- The hiring by the UK’s National Health Service of health professionals, especially nurses, from developing countries where well-trained and effective health professionals are already far too rare. By recruiting them to work in the UK we provide them with professional and financial opportunity, and improve the health of people in the UK, while reducing the effectiveness of health service provision and outcomes in the countries from which they hail. On the face of, a negative contribution to overseas development.
- The continued laundering through the UK’s property and other investment markets of ill-gotten gains from developing countries, provides opportunities for those misusing public monies in developing contexts to get away with it, and to avoid paying taxes and thus contributing to development in their home country.
- The closing down of international banking for Somalia expatriates makes it that much harder for Somalis living abroad to remit funds to their families back home, and to conduct business transactions.
- Through its active membership of the EU’s Common Agricultural Policy, the UK effectively operates a form of protectionism, subsidising EU farmers and thus skewing the market against imports from poorer countries.
- By its homeland security policies, not to mention its overseas military adventures, the UK undermines human security in many poor countries.
- By its climate change mitigation policies, such as an insistence on biofuels, some of which are now grown on land from which poor farmers have been displaced, and by its own production of carbon pollution, the UK impacts the lives, livelihoods and security of people in developing countries.

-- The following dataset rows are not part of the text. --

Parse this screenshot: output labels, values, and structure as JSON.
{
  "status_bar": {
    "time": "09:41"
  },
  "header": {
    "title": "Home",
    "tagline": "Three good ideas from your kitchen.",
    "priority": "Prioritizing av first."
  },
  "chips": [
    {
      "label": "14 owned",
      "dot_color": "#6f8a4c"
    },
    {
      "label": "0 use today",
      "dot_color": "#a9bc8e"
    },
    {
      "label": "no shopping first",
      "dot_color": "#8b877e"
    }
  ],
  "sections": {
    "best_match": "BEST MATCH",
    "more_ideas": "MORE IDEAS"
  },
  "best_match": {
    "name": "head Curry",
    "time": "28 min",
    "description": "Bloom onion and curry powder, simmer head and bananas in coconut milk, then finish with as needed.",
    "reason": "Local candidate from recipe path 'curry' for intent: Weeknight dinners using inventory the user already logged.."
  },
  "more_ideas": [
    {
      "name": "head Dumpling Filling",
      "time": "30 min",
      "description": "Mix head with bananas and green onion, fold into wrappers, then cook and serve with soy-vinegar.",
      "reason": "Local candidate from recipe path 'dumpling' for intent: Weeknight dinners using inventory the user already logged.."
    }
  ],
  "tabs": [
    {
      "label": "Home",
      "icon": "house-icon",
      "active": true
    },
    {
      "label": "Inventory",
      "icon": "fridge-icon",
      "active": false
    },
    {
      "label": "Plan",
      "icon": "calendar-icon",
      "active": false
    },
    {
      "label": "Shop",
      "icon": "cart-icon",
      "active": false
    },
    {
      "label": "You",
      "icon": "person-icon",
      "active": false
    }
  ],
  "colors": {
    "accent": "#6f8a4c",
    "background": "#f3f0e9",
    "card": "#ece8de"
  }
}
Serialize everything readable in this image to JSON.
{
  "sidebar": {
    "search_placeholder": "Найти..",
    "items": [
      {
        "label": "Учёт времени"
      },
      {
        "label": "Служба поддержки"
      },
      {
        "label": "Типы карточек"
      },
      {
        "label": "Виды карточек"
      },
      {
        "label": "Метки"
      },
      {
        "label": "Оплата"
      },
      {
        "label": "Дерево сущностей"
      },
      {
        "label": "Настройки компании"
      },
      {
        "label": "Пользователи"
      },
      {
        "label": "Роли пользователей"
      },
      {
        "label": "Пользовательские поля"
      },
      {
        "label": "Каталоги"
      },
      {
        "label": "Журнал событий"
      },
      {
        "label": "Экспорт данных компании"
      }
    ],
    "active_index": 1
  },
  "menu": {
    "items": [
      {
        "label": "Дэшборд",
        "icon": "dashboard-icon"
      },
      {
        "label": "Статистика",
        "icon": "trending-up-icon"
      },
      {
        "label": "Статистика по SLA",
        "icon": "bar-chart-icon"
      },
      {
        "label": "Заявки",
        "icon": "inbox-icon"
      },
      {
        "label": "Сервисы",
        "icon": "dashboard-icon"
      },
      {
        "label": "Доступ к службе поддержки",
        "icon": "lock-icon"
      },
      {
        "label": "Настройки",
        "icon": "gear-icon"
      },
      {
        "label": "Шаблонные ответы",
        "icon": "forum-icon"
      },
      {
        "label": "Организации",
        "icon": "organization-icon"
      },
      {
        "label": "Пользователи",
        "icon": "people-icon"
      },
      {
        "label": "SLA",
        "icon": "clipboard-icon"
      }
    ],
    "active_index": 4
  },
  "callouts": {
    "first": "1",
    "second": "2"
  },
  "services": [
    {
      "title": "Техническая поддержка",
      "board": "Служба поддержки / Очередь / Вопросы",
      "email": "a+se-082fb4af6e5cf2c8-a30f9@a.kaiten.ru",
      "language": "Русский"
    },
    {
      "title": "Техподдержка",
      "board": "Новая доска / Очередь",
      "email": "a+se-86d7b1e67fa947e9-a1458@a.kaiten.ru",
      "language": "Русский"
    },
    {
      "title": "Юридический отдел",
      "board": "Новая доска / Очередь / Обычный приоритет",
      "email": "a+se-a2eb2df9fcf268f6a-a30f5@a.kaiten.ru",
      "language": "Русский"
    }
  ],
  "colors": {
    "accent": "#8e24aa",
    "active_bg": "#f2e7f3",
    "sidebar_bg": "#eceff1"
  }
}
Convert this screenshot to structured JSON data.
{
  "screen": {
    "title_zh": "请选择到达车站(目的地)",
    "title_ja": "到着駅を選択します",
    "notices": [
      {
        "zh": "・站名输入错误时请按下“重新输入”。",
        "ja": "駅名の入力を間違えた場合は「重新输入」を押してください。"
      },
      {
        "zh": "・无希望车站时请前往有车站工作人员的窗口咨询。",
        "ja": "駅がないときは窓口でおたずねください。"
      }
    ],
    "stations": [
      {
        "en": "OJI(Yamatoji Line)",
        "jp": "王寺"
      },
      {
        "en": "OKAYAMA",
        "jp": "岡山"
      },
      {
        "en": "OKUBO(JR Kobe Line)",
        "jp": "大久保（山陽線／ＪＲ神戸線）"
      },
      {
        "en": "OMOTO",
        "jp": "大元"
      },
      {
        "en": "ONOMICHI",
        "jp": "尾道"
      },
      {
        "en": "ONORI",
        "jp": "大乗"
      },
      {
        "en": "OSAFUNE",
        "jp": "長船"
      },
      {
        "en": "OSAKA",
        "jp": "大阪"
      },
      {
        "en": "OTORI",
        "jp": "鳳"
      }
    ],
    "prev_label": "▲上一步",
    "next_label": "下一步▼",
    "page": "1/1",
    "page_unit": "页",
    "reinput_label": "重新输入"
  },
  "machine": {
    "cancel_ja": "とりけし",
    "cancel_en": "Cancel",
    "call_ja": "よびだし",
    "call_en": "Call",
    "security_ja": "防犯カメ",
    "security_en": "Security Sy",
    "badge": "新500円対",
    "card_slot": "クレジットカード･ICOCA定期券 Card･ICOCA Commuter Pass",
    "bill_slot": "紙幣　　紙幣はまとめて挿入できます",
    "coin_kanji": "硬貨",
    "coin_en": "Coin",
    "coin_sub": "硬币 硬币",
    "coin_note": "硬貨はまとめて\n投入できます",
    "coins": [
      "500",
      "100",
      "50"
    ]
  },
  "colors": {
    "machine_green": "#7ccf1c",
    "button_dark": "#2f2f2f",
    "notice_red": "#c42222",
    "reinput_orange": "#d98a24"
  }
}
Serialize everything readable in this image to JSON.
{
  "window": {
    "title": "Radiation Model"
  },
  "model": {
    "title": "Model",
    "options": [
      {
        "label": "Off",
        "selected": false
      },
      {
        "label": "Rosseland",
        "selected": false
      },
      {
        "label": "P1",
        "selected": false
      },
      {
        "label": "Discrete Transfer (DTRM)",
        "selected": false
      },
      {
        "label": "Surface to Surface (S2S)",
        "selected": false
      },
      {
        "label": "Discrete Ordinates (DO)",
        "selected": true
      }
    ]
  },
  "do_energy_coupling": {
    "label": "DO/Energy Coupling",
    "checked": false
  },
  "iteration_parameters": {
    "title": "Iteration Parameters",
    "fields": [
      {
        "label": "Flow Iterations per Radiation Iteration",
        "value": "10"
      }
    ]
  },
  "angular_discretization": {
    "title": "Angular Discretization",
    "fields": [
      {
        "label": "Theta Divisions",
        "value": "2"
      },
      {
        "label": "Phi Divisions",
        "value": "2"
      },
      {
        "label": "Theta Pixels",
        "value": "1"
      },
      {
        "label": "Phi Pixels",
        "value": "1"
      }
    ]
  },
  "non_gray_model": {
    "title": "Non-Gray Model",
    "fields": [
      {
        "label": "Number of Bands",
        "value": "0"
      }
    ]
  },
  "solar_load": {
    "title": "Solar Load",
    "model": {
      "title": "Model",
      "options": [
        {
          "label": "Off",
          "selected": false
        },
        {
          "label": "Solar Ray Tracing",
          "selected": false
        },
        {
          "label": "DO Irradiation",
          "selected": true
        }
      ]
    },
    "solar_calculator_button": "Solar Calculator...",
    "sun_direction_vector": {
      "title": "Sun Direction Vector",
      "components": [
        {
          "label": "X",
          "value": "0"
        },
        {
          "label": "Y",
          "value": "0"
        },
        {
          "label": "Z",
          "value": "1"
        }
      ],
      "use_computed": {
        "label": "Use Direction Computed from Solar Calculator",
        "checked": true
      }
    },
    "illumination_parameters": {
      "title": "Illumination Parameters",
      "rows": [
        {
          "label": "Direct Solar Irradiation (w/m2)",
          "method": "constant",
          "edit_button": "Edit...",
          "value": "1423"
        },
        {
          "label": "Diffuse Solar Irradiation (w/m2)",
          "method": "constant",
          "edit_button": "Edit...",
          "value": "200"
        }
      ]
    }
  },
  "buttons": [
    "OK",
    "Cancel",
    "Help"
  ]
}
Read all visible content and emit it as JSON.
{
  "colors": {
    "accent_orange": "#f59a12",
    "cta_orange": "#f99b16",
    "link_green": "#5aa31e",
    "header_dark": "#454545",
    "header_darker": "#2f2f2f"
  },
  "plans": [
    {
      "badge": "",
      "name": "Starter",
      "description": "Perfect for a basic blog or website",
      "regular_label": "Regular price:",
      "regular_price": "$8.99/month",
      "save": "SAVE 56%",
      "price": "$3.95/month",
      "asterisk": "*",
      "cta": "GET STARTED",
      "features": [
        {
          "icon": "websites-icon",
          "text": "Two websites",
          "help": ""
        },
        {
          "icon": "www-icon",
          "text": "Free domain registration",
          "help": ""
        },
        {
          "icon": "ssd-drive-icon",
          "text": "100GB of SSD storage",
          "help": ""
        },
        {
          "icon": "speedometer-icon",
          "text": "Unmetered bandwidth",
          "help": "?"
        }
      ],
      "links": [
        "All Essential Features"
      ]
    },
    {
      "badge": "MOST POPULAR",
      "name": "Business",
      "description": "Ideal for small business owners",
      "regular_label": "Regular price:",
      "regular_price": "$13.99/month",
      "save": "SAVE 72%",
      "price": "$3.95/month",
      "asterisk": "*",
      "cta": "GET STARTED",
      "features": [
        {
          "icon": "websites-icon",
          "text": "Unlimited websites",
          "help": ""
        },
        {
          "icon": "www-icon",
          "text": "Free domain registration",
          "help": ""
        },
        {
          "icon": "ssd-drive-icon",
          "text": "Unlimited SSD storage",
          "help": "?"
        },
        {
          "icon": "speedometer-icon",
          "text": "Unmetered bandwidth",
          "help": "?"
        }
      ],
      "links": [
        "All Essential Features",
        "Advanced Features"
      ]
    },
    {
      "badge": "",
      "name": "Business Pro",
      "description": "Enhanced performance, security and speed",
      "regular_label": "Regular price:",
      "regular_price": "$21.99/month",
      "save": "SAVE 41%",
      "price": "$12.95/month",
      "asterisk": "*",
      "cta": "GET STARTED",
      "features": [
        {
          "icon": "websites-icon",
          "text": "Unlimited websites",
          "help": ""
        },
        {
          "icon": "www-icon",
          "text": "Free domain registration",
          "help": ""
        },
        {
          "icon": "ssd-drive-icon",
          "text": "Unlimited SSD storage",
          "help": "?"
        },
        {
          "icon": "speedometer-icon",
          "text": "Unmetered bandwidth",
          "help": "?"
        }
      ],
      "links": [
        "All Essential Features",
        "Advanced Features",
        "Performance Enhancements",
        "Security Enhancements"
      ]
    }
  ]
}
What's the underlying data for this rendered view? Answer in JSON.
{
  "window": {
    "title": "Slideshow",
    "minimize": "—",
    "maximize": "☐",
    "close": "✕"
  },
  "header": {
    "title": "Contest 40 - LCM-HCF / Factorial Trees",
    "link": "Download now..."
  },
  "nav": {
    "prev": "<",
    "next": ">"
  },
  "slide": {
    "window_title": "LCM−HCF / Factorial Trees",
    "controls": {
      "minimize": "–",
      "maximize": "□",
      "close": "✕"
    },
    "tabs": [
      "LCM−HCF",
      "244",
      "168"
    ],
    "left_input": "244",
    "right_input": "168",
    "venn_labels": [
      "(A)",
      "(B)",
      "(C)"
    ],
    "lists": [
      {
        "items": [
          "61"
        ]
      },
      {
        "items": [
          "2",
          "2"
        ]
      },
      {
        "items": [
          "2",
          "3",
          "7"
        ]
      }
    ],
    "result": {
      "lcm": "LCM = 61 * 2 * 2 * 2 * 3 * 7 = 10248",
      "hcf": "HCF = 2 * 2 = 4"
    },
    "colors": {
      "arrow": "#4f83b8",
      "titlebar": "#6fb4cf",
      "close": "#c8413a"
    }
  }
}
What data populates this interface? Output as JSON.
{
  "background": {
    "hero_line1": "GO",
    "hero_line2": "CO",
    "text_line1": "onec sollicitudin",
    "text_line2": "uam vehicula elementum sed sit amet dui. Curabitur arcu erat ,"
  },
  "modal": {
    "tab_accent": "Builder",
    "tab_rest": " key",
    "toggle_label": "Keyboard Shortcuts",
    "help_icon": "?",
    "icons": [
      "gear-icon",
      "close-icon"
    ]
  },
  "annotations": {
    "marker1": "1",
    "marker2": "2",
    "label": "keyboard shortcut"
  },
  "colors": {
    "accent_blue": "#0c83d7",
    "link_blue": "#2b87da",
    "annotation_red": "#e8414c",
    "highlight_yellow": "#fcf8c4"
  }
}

- By its absurd insistence on waging war on drugs, rather than accepting that this policy will never work, the UK enables the operation of violent drug gangs which undermine the governance and safety of millions of people in developing countries.
Of course it is by no means all negative. In addition to good outcomes from its overseas aid programmes, the UK also supports and enables development in many other ways: for example by its support of international governance through the UN and other bodies, by the relatively enlightened approach of many UK-based and -regulated international companies, and by its anti-corruption policies, to name but three.
I am not arguing here for any specific change in UK government policy on any of these issues. Indeed, each of them represents the tip of an iceberg made up of a complex and nuanced network of inter-connected issues to which there no easy and obvious solution. I simply cite them as but a few among the manifold ways in which the government’s policies make a difference to the development prospects of people living far away.
This brings me to my main, final and simple point, which is that the bodies which scrutinise government policy and practice ought to look much more widely than at its official aid programme, if they are to make informed judgements about the effectiveness of government’s policy to support development in poorer countries.
As far as I can see, ICAI’s mandate is a narrow one: it was set up to evaluate the impact of the UK’s overseas development aid. That is a pity, because it has shown that it combines the mandate and approach to shine a powerful forensic light on the issues which it investigates.
So we must look to the IDC to open up the broader line of inquiry which this analysis suggests: into to the various other ways in which UK government policy and actions impact the development prospects of people far away, whether for good or ill. Perhaps in so doing, the IDC should borrow a leaf from ICAI’s book, and commission a strong, analytical report on the topic, rather than simply asking for a series of submissions and answers to questions from a range of witnesses, which often seems to lead to a rather diffuse and unfocussed report.